▸ Description of the task
Say how many lines below hold the word "opened"; give the number by itself.

▸ Exercise material
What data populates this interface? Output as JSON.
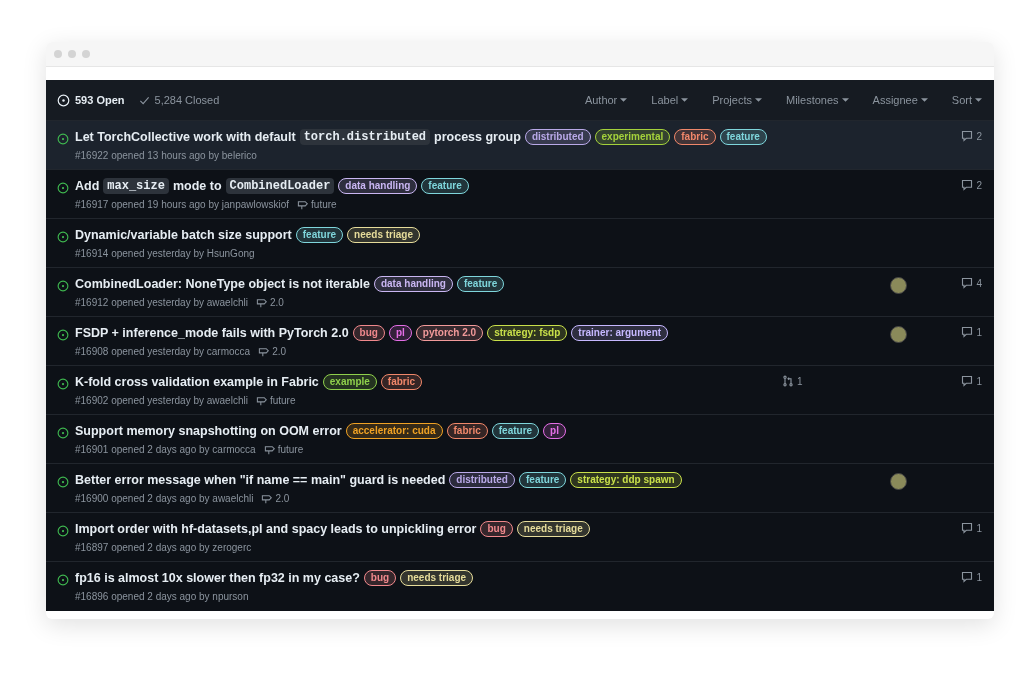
{
  "header": {
    "open": "593 Open",
    "closed": "5,284 Closed",
    "filters": [
      "Author",
      "Label",
      "Projects",
      "Milestones",
      "Assignee",
      "Sort"
    ]
  },
  "issues": [
    {
      "selected": true,
      "title": [
        {
          "kind": "text",
          "text": "Let TorchCollective work with default"
        },
        {
          "kind": "code",
          "text": "torch.distributed"
        },
        {
          "kind": "text",
          "text": "process group"
        }
      ],
      "labels": [
        {
          "name": "distributed",
          "color": "#b9a9e8"
        },
        {
          "name": "experimental",
          "color": "#a4d13b"
        },
        {
          "name": "fabric",
          "color": "#f0876a"
        },
        {
          "name": "feature",
          "color": "#7fd6dc"
        }
      ],
      "meta": "#16922 opened 13 hours ago by belerico",
      "comments": "2"
    },
    {
      "selected": false,
      "title": [
        {
          "kind": "text",
          "text": "Add"
        },
        {
          "kind": "code",
          "text": "max_size"
        },
        {
          "kind": "text",
          "text": "mode to"
        },
        {
          "kind": "code",
          "text": "CombinedLoader"
        }
      ],
      "labels": [
        {
          "name": "data handling",
          "color": "#c9b6f2"
        },
        {
          "name": "feature",
          "color": "#7fd6dc"
        }
      ],
      "meta": "#16917 opened 19 hours ago by janpawlowskiof",
      "milestone": "future",
      "comments": "2"
    },
    {
      "selected": false,
      "title": [
        {
          "kind": "text",
          "text": "Dynamic/variable batch size support"
        }
      ],
      "labels": [
        {
          "name": "feature",
          "color": "#7fd6dc"
        },
        {
          "name": "needs triage",
          "color": "#e6dc9a"
        }
      ],
      "meta": "#16914 opened yesterday by HsunGong"
    },
    {
      "selected": false,
      "title": [
        {
          "kind": "text",
          "text": "CombinedLoader: NoneType object is not iterable"
        }
      ],
      "labels": [
        {
          "name": "data handling",
          "color": "#c9b6f2"
        },
        {
          "name": "feature",
          "color": "#7fd6dc"
        }
      ],
      "meta": "#16912 opened yesterday by awaelchli",
      "milestone": "2.0",
      "assignee": true,
      "comments": "4"
    },
    {
      "selected": false,
      "title": [
        {
          "kind": "text",
          "text": "FSDP + inference_mode fails with PyTorch 2.0"
        }
      ],
      "labels": [
        {
          "name": "bug",
          "color": "#f0888c"
        },
        {
          "name": "pl",
          "color": "#e46ee6"
        },
        {
          "name": "pytorch 2.0",
          "color": "#f29a9a"
        },
        {
          "name": "strategy: fsdp",
          "color": "#c9e04a"
        },
        {
          "name": "trainer: argument",
          "color": "#c6b8ff"
        }
      ],
      "meta": "#16908 opened yesterday by carmocca",
      "milestone": "2.0",
      "assignee": true,
      "comments": "1"
    },
    {
      "selected": false,
      "title": [
        {
          "kind": "text",
          "text": "K-fold cross validation example in Fabric"
        }
      ],
      "labels": [
        {
          "name": "example",
          "color": "#8fd04c"
        },
        {
          "name": "fabric",
          "color": "#f0876a"
        }
      ],
      "meta": "#16902 opened yesterday by awaelchli",
      "milestone": "future",
      "pulls": "1",
      "comments": "1"
    },
    {
      "selected": false,
      "title": [
        {
          "kind": "text",
          "text": "Support memory snapshotting on OOM error"
        }
      ],
      "labels": [
        {
          "name": "accelerator: cuda",
          "color": "#f0a224"
        },
        {
          "name": "fabric",
          "color": "#f0876a"
        },
        {
          "name": "feature",
          "color": "#7fd6dc"
        },
        {
          "name": "pl",
          "color": "#e46ee6"
        }
      ],
      "meta": "#16901 opened 2 days ago by carmocca",
      "milestone": "future"
    },
    {
      "selected": false,
      "title": [
        {
          "kind": "text",
          "text": "Better error message when \"if name == main\" guard is needed"
        }
      ],
      "labels": [
        {
          "name": "distributed",
          "color": "#b9a9e8"
        },
        {
          "name": "feature",
          "color": "#7fd6dc"
        },
        {
          "name": "strategy: ddp spawn",
          "color": "#c9e04a"
        }
      ],
      "meta": "#16900 opened 2 days ago by awaelchli",
      "milestone": "2.0",
      "assignee": true
    },
    {
      "selected": false,
      "title": [
        {
          "kind": "text",
          "text": "Import order with hf-datasets,pl and spacy leads to unpickling error"
        }
      ],
      "labels": [
        {
          "name": "bug",
          "color": "#f0888c"
        },
        {
          "name": "needs triage",
          "color": "#e6dc9a"
        }
      ],
      "meta": "#16897 opened 2 days ago by zerogerc",
      "comments": "1"
    },
    {
      "selected": false,
      "title": [
        {
          "kind": "text",
          "text": "fp16 is almost 10x slower then fp32 in my case?"
        }
      ],
      "labels": [
        {
          "name": "bug",
          "color": "#f0888c"
        },
        {
          "name": "needs triage",
          "color": "#e6dc9a"
        }
      ],
      "meta": "#16896 opened 2 days ago by npurson",
      "comments": "1"
    }
  ]
}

▸ Output of the task
10